Go ahead admit it. You’ve made a mistake, at least one. I know I’ve made tons of them, especially in Excel, but then again, when you’ve been using Excel since 1984 like I have, you’ve probably made most of the mistakes – multiple times. Luckily I’ve learned a few handy tips on quickly debugging formulas. Here’s a few troubleshooting tips.
Press F9 to calculate the selected formula segment, Esc to undo
This is an indispensable keystroke I use almost every time I’m creating a complex formula. I use it to test a segment of a formula that isn’t working as I it to. If you have a long or complex formula, select a segment of the formula in the formula bar. It must be a segment that can calculate on its own, including having the correct balance of left and right parenthesis.

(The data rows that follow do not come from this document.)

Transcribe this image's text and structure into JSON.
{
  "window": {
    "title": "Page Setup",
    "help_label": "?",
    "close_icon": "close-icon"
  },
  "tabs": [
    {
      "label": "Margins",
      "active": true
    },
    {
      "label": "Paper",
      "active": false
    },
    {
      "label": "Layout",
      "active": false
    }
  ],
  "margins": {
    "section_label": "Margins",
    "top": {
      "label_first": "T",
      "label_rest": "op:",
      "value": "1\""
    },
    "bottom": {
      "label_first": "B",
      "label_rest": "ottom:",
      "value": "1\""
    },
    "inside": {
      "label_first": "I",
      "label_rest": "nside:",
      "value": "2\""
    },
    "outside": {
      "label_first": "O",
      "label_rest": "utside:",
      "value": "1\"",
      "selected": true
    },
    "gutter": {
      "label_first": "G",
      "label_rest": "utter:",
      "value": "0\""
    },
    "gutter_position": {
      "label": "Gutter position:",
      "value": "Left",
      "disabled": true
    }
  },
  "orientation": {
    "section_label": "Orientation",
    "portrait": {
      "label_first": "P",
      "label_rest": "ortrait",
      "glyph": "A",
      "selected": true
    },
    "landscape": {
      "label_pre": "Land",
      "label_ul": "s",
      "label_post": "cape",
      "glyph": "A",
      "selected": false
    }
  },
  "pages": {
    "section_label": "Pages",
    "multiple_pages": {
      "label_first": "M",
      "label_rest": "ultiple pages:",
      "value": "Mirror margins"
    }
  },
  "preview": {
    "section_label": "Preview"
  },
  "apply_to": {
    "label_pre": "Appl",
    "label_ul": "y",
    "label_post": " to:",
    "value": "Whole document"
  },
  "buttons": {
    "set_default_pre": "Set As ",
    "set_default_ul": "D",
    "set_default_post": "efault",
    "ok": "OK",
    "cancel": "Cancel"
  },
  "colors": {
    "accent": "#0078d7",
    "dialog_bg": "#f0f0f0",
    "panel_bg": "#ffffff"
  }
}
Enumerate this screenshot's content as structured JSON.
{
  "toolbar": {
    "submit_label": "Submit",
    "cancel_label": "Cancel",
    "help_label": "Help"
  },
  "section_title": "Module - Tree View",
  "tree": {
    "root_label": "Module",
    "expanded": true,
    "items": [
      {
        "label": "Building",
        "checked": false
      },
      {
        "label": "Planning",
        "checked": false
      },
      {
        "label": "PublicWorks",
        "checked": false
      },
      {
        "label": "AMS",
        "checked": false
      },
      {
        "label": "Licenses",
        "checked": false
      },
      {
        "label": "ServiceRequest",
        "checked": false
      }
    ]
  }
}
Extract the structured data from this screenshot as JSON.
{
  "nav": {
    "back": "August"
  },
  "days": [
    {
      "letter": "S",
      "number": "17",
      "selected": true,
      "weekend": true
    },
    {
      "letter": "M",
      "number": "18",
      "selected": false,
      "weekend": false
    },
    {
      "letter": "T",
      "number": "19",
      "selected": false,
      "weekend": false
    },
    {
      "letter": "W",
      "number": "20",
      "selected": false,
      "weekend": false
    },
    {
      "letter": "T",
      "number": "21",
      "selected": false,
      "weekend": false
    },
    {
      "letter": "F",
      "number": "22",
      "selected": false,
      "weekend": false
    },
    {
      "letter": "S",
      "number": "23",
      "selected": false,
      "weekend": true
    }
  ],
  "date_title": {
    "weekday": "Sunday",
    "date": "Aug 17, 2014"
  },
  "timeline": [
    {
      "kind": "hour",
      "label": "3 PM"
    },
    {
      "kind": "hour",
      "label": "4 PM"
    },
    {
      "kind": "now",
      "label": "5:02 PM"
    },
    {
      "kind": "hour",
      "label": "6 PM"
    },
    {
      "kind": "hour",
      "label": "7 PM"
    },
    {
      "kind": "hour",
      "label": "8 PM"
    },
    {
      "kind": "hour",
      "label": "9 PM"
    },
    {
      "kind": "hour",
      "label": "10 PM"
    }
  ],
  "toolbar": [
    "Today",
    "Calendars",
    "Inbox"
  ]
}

Then press F9 to see what that segment calculates to. Press Esc to go back to the formula.
For example, in this long text manipulation formula you can select any segment that can be calculated as a complete formula on its own. Here the ???? segment is selected. Press the F9 and it calculates just the selected segment as shown in the figure below. BE CAREFUL! At this point if you pressed Enter you would enter the formula with the calculated result instead of the formula. Press Esc to undo the F9 calculation. If you accidentally press Enter, just use Edit Undo to return to the original formula.
Press Ctrl + ~
If you want to print all the formulas in an area of the worksheet, press Ctrl + ~, widen the columns as necessary and print. Press Ctrl + ~ again to show the results of formulas in the worksheet. (Tilde, the ~ symbol, is to the left of the number 1 on the US keyboard.)
If you are using Excel 2013 you can also show a formula as text by referencing it with FORMULATEXT(ref). For example,
Will display as text the formula in cell B12. This makes it easy to create a tab in your workbook that contains difficult formulas in one column and a text explanation in an adjacent column.
Adding a comment to a cell is a great way to add instructions, help, or documentation. If you want to add hidden documentation right in the formula, then use this trick with the N() function.
When you click inside a formula in the formula bar the formula segments each take on a unique color. Notice that the cells referenced by the formula have the same color as the segment referencing them. Those folks at Microsoft really are trying to help us.
Once you get that formula working correctly, you might want to use this little trick to add documentation right in the formula.